What Is SPF And How Does It Work

What Is SPF And How Does SPF Work?

  Sunscreen helps protect your skin from UV rays, which cause sunburn and the accumulation of cell-damaging free radicals. SPF is one aspect that determines the effectiveness of a sunscreen.

What does SPF mean?

SPF stands for Sun Protection Factor. It measures the level of UVB protection a sun protection product will give you and ranges from 4 to 50+. 

NIVEA Sun protection products also protect you from UVA rays.


The SPF indicates the length of time that your skin is protected from sunburn, depending on your skin type.

To help you understand a bit better, if you start getting sunburned after five minutes in the sun without any sunscreen, applying a sunscreen with an SPF of 30 would protect you for 30 x five minutes (or 150 minutes) before you begin to burn.

Depending on your skin type, location and the time of year, the time it takes for you to begin getting burned is between five to 30 minutes, on average.

There are some other factors that will also affect your level of protection, such as:

  • How much sunscreen you apply
  • The weather conditions
  • If you are wearing protective clothing, a hat, sunglasses
  • How much you sweat
  • How long you swim and how well you dry off afterwards
  • Your skin type

Women covering face from the sun


SPF 30 indicator in blue background

SPF 30 keeps out about 97% of the UVB rays and allows 3 photons out 100 through the skin.

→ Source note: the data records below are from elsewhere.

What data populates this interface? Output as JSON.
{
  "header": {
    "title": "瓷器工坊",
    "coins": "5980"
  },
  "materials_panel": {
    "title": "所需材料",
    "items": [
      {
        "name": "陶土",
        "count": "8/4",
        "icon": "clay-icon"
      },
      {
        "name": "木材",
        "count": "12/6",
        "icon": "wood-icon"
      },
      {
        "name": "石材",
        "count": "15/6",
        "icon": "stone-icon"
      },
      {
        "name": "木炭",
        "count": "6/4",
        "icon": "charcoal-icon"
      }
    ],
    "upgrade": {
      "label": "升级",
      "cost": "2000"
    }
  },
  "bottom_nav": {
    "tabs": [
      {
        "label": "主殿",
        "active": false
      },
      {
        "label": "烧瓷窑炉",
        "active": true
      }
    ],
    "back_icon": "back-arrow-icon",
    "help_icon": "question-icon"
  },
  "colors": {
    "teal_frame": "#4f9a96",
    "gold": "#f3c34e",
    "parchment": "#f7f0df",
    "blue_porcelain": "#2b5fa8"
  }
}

So, doubling the level of protection will block half the radiation that an SPF15 would.

SPF 15 indicator in blue background

SPF 15 will filter out approximately 93% of the UVB rays and allows 7 out of 100 photons through the skin If your skin would normally burn after 10 minutes in the sun, then applying and SPF15 sunscreen would allow you to stay in the sun for approximately 150 minutes without burning.

SPF 50 indicator in blue background

SPF50 and SPF50+ blocks out around 98% of the UVB rays and will block three times the radiation than an SPF15 sunscreen would let through your skin. Although, SPF50 AND 50+ still need to be applied liberally as with any other sunscreen.

As you know, sunscreens vary in SPF.

A high SPF extends the amount of time you can spend in the sun while protecting your skin. SPFs are broken down into four levels:

  1. Low (4, 6, 8, 10)
  2. Medium or Moderate (15, 20, 25)
  3. High (30, 40, 50)
  4. Very high (50+)

Sun care: choosing an ultraviolet sunscreen

We recommend using a sunscreen with an SPF 50+. No sunscreen can block all UVB rays. However, in terms of percentages, a sunscreen with these differences might seem small but over a lifetime, it all adds up and every little bit of protection helps.

A clock showing five minutes to two

When to reapply sunscreen

How often you need to re-apply sunscreen depends on the length of time you spend outside. If you spend all day in the office, the sunscreen you applied in the morning will not still be effective when you travel home at the end of the day.

If you are spending more time outside, remember to apply your SPF 50+ sunscreen just as regularly as your SPF 30 or SPF 15 to ensure continuous protection throughout the day. We recommend that you reapply sunscreen every two hours regardless of its SPF.

Always read the label. Follow the directions of use. Sunscreens are only one part of sun protection. Avoid prolonged high-risk sun exposure. Reapply frequently